How does your ideal working day start?: 

My ideal working day starts with news that someone wants to support our work! Funding for our projects comes mainly from big funders such as Comic Relief, the Lottery or the UK Government, but it is donations from individuals, trusts and companies which enable us to do all the ground work required to get new projects going. So, if my day starts with our fundraiser telling me that someone has made a donation online or a trust has sent us a cheque I am really happy as all those donations represent the potential for us to set up more women’s groups. We are currently planning a new project in the south of Ethiopia, so donations are helping us get that underway.   How does being a mother yourself affect the way you do your job?   About two weeks before I was due to give birth I developed pre-eclampsia. With good care and the right medical interventions – free on the NHS – I was fine and my son was delivered safely. If we had been in a remote village in Asia or Africa and not benefited from skilled medical care in good time, the outcome could have been very different.  

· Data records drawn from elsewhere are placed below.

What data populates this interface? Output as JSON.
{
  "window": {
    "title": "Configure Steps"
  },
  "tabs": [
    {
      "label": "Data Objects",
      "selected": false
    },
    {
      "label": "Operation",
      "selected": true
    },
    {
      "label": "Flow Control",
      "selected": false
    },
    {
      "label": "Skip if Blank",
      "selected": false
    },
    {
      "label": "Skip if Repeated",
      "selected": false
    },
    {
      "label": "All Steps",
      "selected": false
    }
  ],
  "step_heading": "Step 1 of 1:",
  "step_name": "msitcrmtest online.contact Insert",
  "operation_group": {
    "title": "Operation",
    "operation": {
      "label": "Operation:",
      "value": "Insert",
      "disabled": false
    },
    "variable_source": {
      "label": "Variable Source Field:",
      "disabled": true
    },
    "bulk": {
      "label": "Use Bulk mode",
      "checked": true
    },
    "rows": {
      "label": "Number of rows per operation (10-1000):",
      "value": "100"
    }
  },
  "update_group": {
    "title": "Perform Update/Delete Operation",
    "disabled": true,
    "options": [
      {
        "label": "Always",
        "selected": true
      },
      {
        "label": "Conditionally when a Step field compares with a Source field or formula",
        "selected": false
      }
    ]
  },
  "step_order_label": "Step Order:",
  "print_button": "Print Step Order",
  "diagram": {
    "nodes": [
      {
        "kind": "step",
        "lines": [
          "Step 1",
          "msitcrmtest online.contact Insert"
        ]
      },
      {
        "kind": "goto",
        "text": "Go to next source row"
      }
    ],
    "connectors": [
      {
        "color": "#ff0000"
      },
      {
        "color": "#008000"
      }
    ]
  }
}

Why I support Women and Children First – Our Patron Sir Sabaratnam Arulkumaran speaks out

Sir Sabaratnam Arulkumaran, Immediate Past President of the British Medical Association, Professor Emeritus of obstetrics and gynaecology at St George's University of London, President of the International Federation of Obstetrics and Gynaecology and one of our Patrons writes about why he supports Women and Children First.

Throughout my career in obstetrics and gynaecology my research and clinical interests have been in understanding and improving the quality of life for women and newborn babies  I find it unacceptable that 290,000 women die annually from complications of pregnancy and childbirth, 2.9 million newborns die every year and another 2.6 million are stillborn. Most of these deaths occur in low and middle-income countries, mainly among the poorest families in rural areas, but most can be prevented.

Although I have been involved in many clinical strategies to improve pregnancy and childbirth and prevent maternal and newborn deaths, I am as interested in community interventions that promote simple preventive practices and encourage families to seek treatment at the right time as I am in making improvements in hospitals and clinics.  That is why I am a Patron of Women and Children First.

The community-based interventions which Women and Children First encourages rural women’s groups to take up are really effective.  Antenatal visits, early and exclusive breastfeeding, keeping babies warm, and recognising health problems and taking prompt action can make the difference between life and death for a pregnant woman and her baby.

Participatory women’s groups have been so successful in cutting maternal and newborn deaths that they are being recognised by the World Health Organisation (WHO) in a recently published policy recommendation and feature prominently in the UNICEF-co-ordinated Every Newborn Action Plan which aims to end preventable newborn deaths and enable women, babies and children to survive, thrive and reach their full potential.

It is remarkable that the work done by Women and Children First, a small charity with a very lean team, is delivering programmes in Asia and Africa which are being recognised as “best practice” by WHO which says that the women’s groups intervention can be seen as applying human rights and community participation principles.  These are considered to be fundamental components of WHO’s maternal and newborn health strategies.

I know that as long as there are large numbers of preventable maternal and newborn deaths in poor communities, Women and Children First will continue to work tirelessly to address this intolerable situation.  They will have my support for as long as it takes.

Please lend your support to them too. £30 will support six women to attend a Women and Children First women’s group for a year – improving their chances of surviving pregnancy by up to 49%.